The entries are to be returned exactly, with images left out.

* * *

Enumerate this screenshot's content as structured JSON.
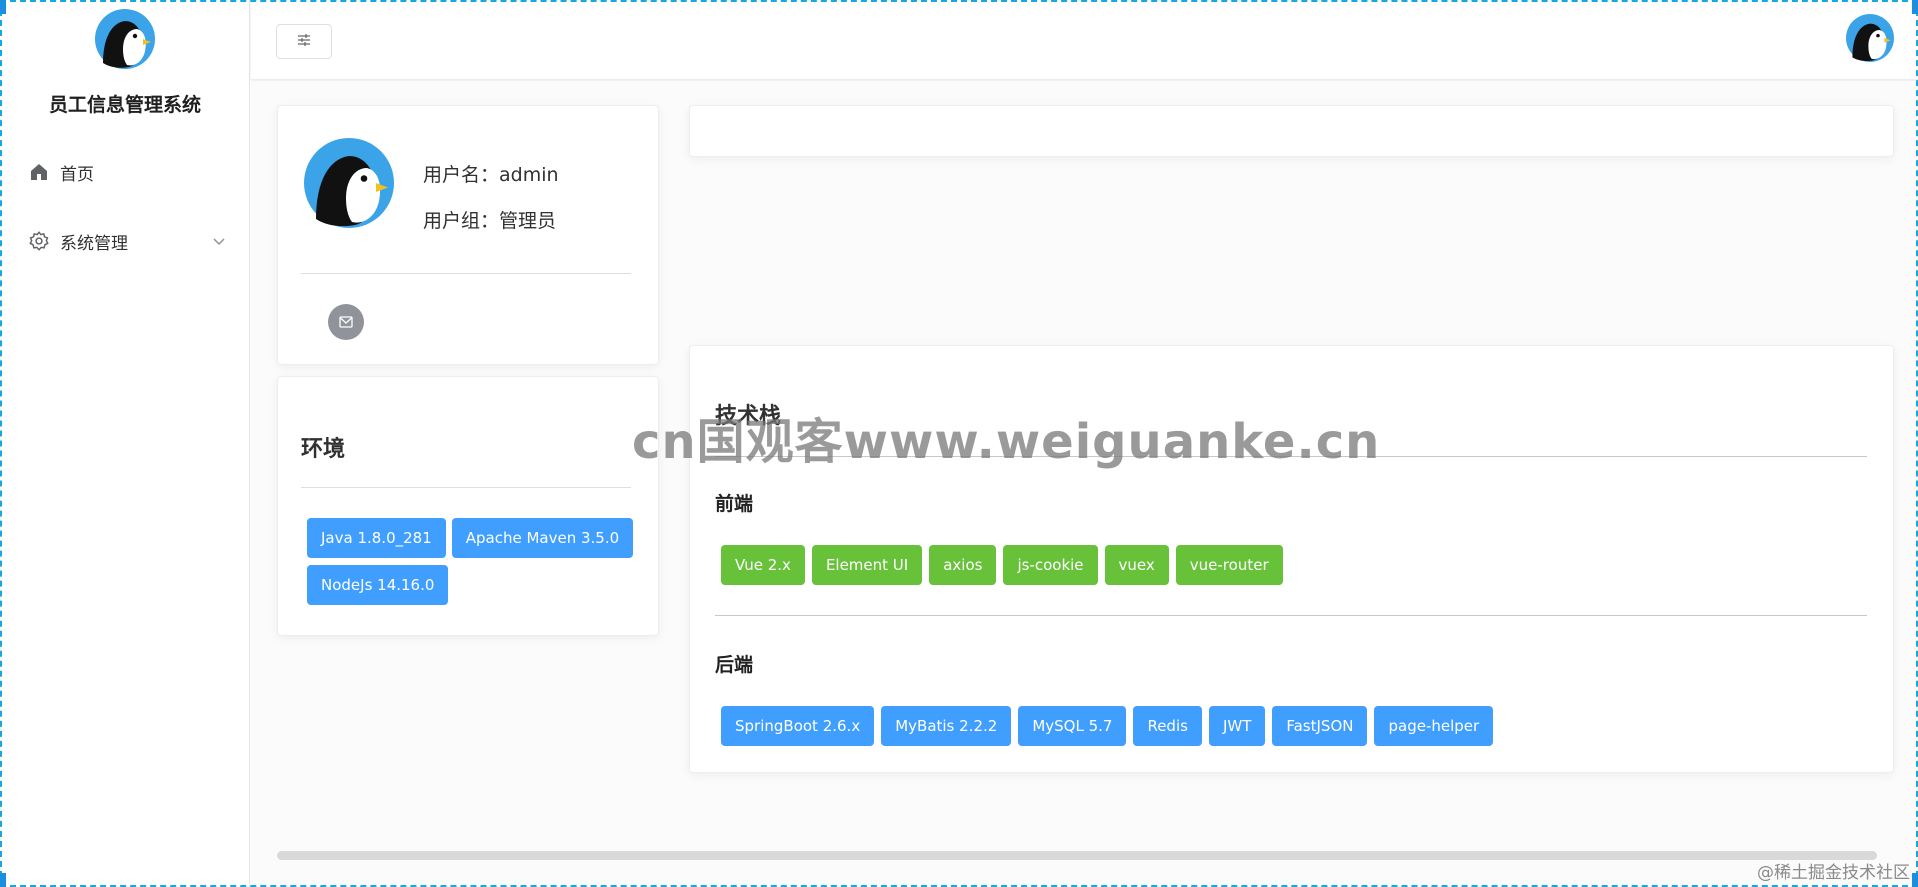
{
  "app": {
    "title": "员工信息管理系统"
  },
  "sidebar": {
    "items": [
      {
        "label": "首页",
        "icon": "home-icon"
      },
      {
        "label": "系统管理",
        "icon": "gear-icon",
        "expandable": true
      }
    ]
  },
  "header": {
    "toggle_icon": "sliders-icon",
    "avatar_icon": "penguin-avatar-icon"
  },
  "profile": {
    "username_label": "用户名：",
    "username": "admin",
    "group_label": "用户组：",
    "group": "管理员",
    "mail_icon": "mail-icon"
  },
  "environment": {
    "title": "环境",
    "tags": [
      "Java 1.8.0_281",
      "Apache Maven 3.5.0",
      "NodeJs 14.16.0"
    ]
  },
  "tech_stack": {
    "title": "技术栈",
    "frontend": {
      "title": "前端",
      "tags": [
        "Vue 2.x",
        "Element UI",
        "axios",
        "js-cookie",
        "vuex",
        "vue-router"
      ]
    },
    "backend": {
      "title": "后端",
      "tags": [
        "SpringBoot 2.6.x",
        "MyBatis 2.2.2",
        "MySQL 5.7",
        "Redis",
        "JWT",
        "FastJSON",
        "page-helper"
      ]
    }
  },
  "overlay": {
    "watermark": "cn国观客www.weiguanke.cn",
    "credit": "@稀土掘金技术社区"
  },
  "colors": {
    "tag_blue": "#409eff",
    "tag_green": "#67c23a",
    "avatar_blue": "#3ba3e8",
    "mail_gray": "#909399"
  }
}
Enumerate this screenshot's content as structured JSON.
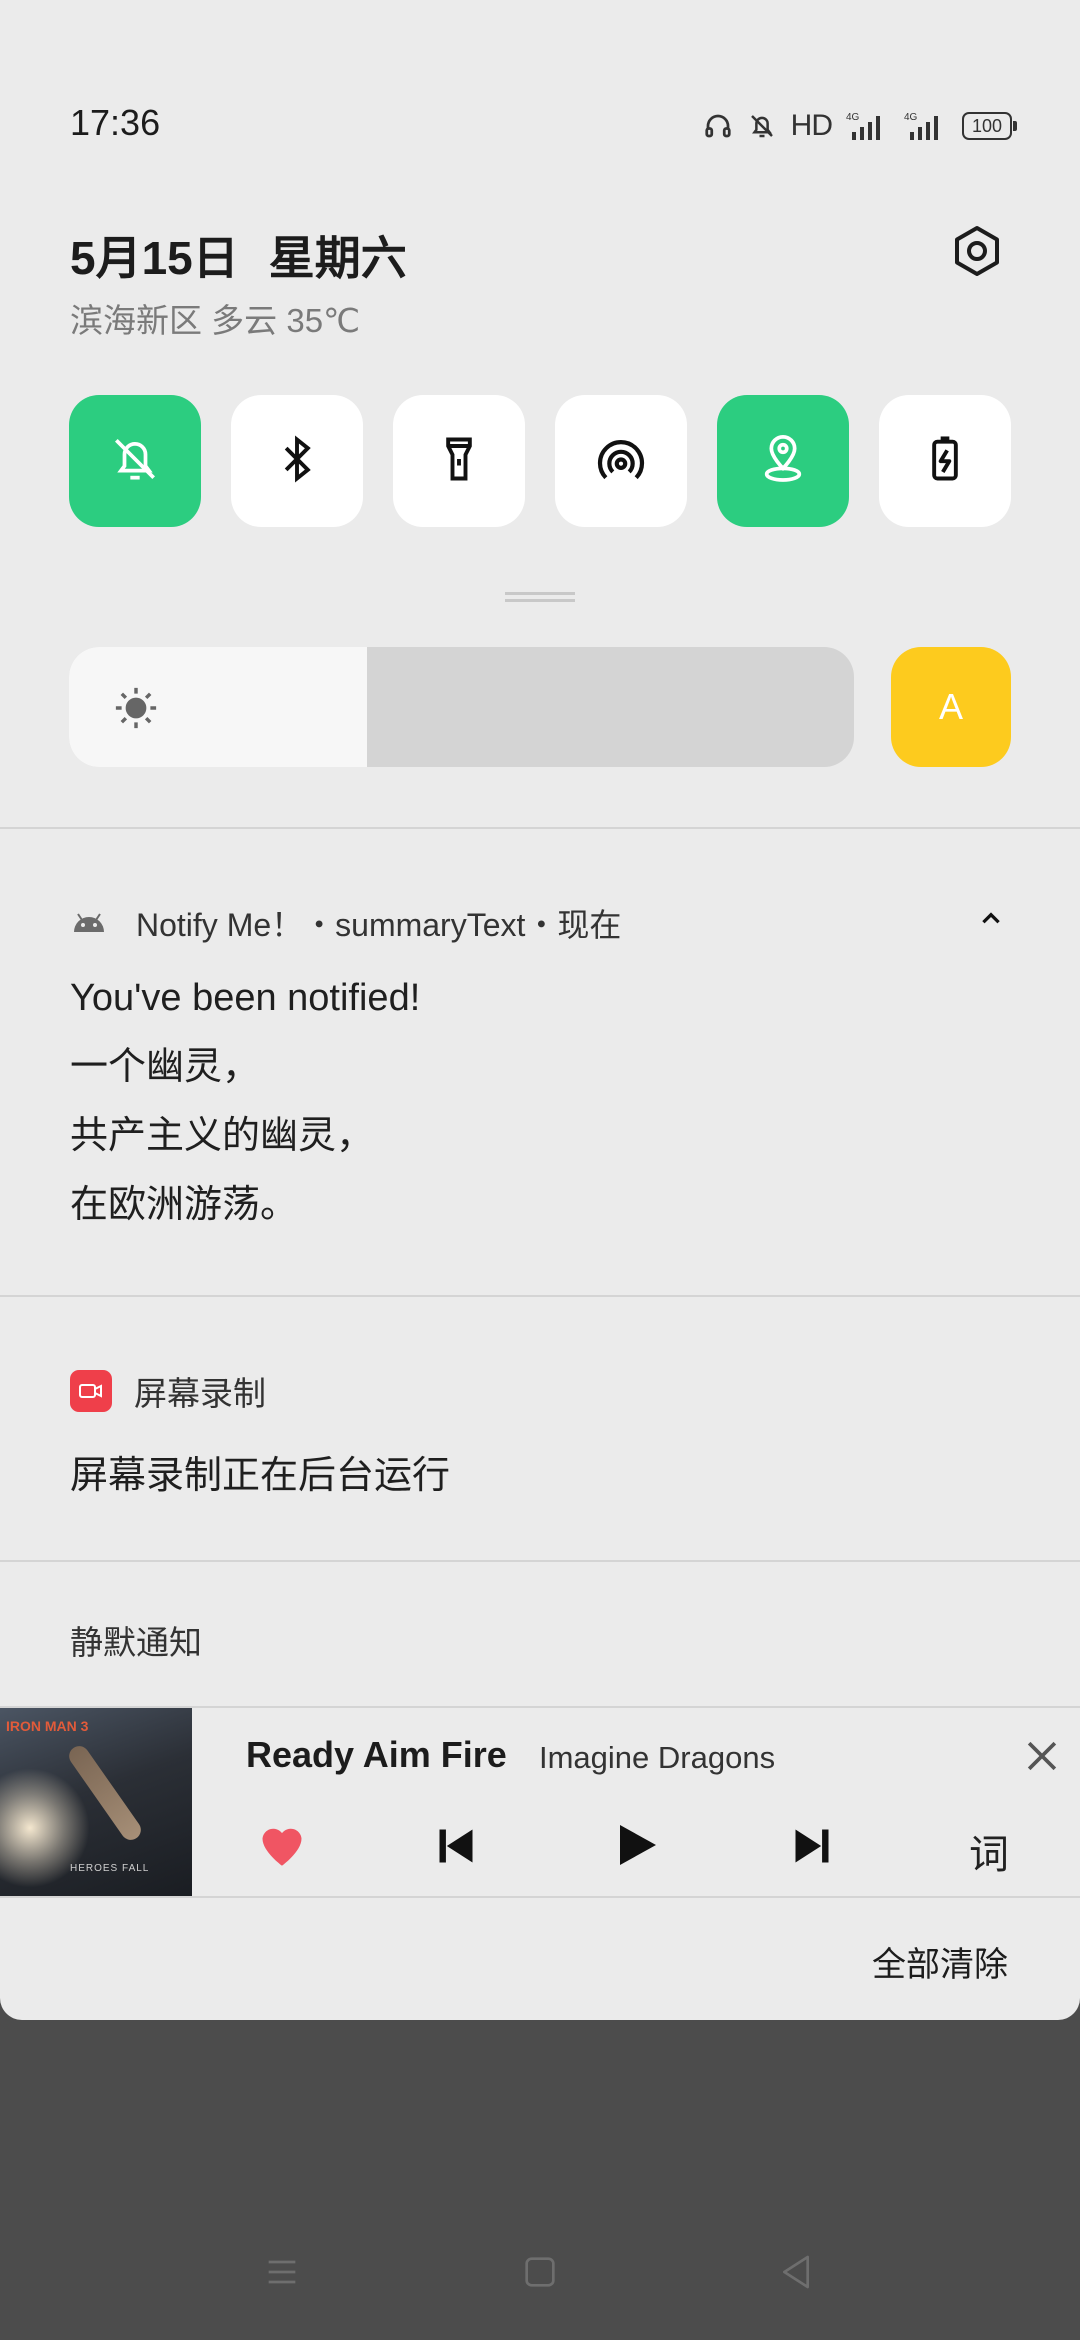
{
  "status": {
    "time": "17:36",
    "hd": "HD",
    "battery": "100"
  },
  "header": {
    "date": "5月15日",
    "weekday": "星期六",
    "weather": "滨海新区 多云 35℃"
  },
  "quick_toggles": [
    {
      "name": "silent",
      "icon": "bell-off-icon",
      "active": true
    },
    {
      "name": "bluetooth",
      "icon": "bluetooth-icon",
      "active": false
    },
    {
      "name": "flashlight",
      "icon": "flashlight-icon",
      "active": false
    },
    {
      "name": "hotspot",
      "icon": "hotspot-icon",
      "active": false
    },
    {
      "name": "location",
      "icon": "location-icon",
      "active": true
    },
    {
      "name": "battery-saver",
      "icon": "battery-charging-icon",
      "active": false
    }
  ],
  "brightness": {
    "level": 0.38,
    "auto_label": "A"
  },
  "notification_1": {
    "header": "Notify Me！・summaryText・现在",
    "lines": [
      "You've been notified!",
      "一个幽灵，",
      "共产主义的幽灵，",
      "在欧洲游荡。"
    ]
  },
  "notification_2": {
    "app": "屏幕录制",
    "text": "屏幕录制正在后台运行"
  },
  "silent_section": "静默通知",
  "media": {
    "title": "Ready Aim Fire",
    "artist": "Imagine Dragons",
    "lyrics_label": "词",
    "favorite": true
  },
  "clear_all": "全部清除",
  "colors": {
    "accent_green": "#2ccd80",
    "auto_yellow": "#fdcb1e",
    "record_red": "#ef3f4a",
    "heart_red": "#f05563"
  }
}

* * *

**WRITTEN ANSWER**
Enumerate this screenshot's content as structured JSON.
{
  "app": {
    "title": "员工信息管理系统"
  },
  "sidebar": {
    "items": [
      {
        "label": "首页",
        "icon": "home-icon"
      },
      {
        "label": "系统管理",
        "icon": "gear-icon",
        "expandable": true
      }
    ]
  },
  "header": {
    "toggle_icon": "sliders-icon",
    "avatar_icon": "penguin-avatar-icon"
  },
  "profile": {
    "username_label": "用户名：",
    "username": "admin",
    "group_label": "用户组：",
    "group": "管理员",
    "mail_icon": "mail-icon"
  },
  "environment": {
    "title": "环境",
    "tags": [
      "Java 1.8.0_281",
      "Apache Maven 3.5.0",
      "NodeJs 14.16.0"
    ]
  },
  "tech_stack": {
    "title": "技术栈",
    "frontend": {
      "title": "前端",
      "tags": [
        "Vue 2.x",
        "Element UI",
        "axios",
        "js-cookie",
        "vuex",
        "vue-router"
      ]
    },
    "backend": {
      "title": "后端",
      "tags": [
        "SpringBoot 2.6.x",
        "MyBatis 2.2.2",
        "MySQL 5.7",
        "Redis",
        "JWT",
        "FastJSON",
        "page-helper"
      ]
    }
  },
  "overlay": {
    "watermark": "cn国观客www.weiguanke.cn",
    "credit": "@稀土掘金技术社区"
  },
  "colors": {
    "tag_blue": "#409eff",
    "tag_green": "#67c23a",
    "avatar_blue": "#3ba3e8",
    "mail_gray": "#909399"
  }
}
Enumerate this screenshot's content as structured JSON.
{
  "status": {
    "time": "17:36",
    "hd": "HD",
    "battery": "100"
  },
  "header": {
    "date": "5月15日",
    "weekday": "星期六",
    "weather": "滨海新区 多云 35℃"
  },
  "quick_toggles": [
    {
      "name": "silent",
      "icon": "bell-off-icon",
      "active": true
    },
    {
      "name": "bluetooth",
      "icon": "bluetooth-icon",
      "active": false
    },
    {
      "name": "flashlight",
      "icon": "flashlight-icon",
      "active": false
    },
    {
      "name": "hotspot",
      "icon": "hotspot-icon",
      "active": false
    },
    {
      "name": "location",
      "icon": "location-icon",
      "active": true
    },
    {
      "name": "battery-saver",
      "icon": "battery-charging-icon",
      "active": false
    }
  ],
  "brightness": {
    "level": 0.38,
    "auto_label": "A"
  },
  "notification_1": {
    "header": "Notify Me！・summaryText・现在",
    "lines": [
      "You've been notified!",
      "一个幽灵，",
      "共产主义的幽灵，",
      "在欧洲游荡。"
    ]
  },
  "notification_2": {
    "app": "屏幕录制",
    "text": "屏幕录制正在后台运行"
  },
  "silent_section": "静默通知",
  "media": {
    "title": "Ready Aim Fire",
    "artist": "Imagine Dragons",
    "lyrics_label": "词",
    "favorite": true
  },
  "clear_all": "全部清除",
  "colors": {
    "accent_green": "#2ccd80",
    "auto_yellow": "#fdcb1e",
    "record_red": "#ef3f4a",
    "heart_red": "#f05563"
  }
}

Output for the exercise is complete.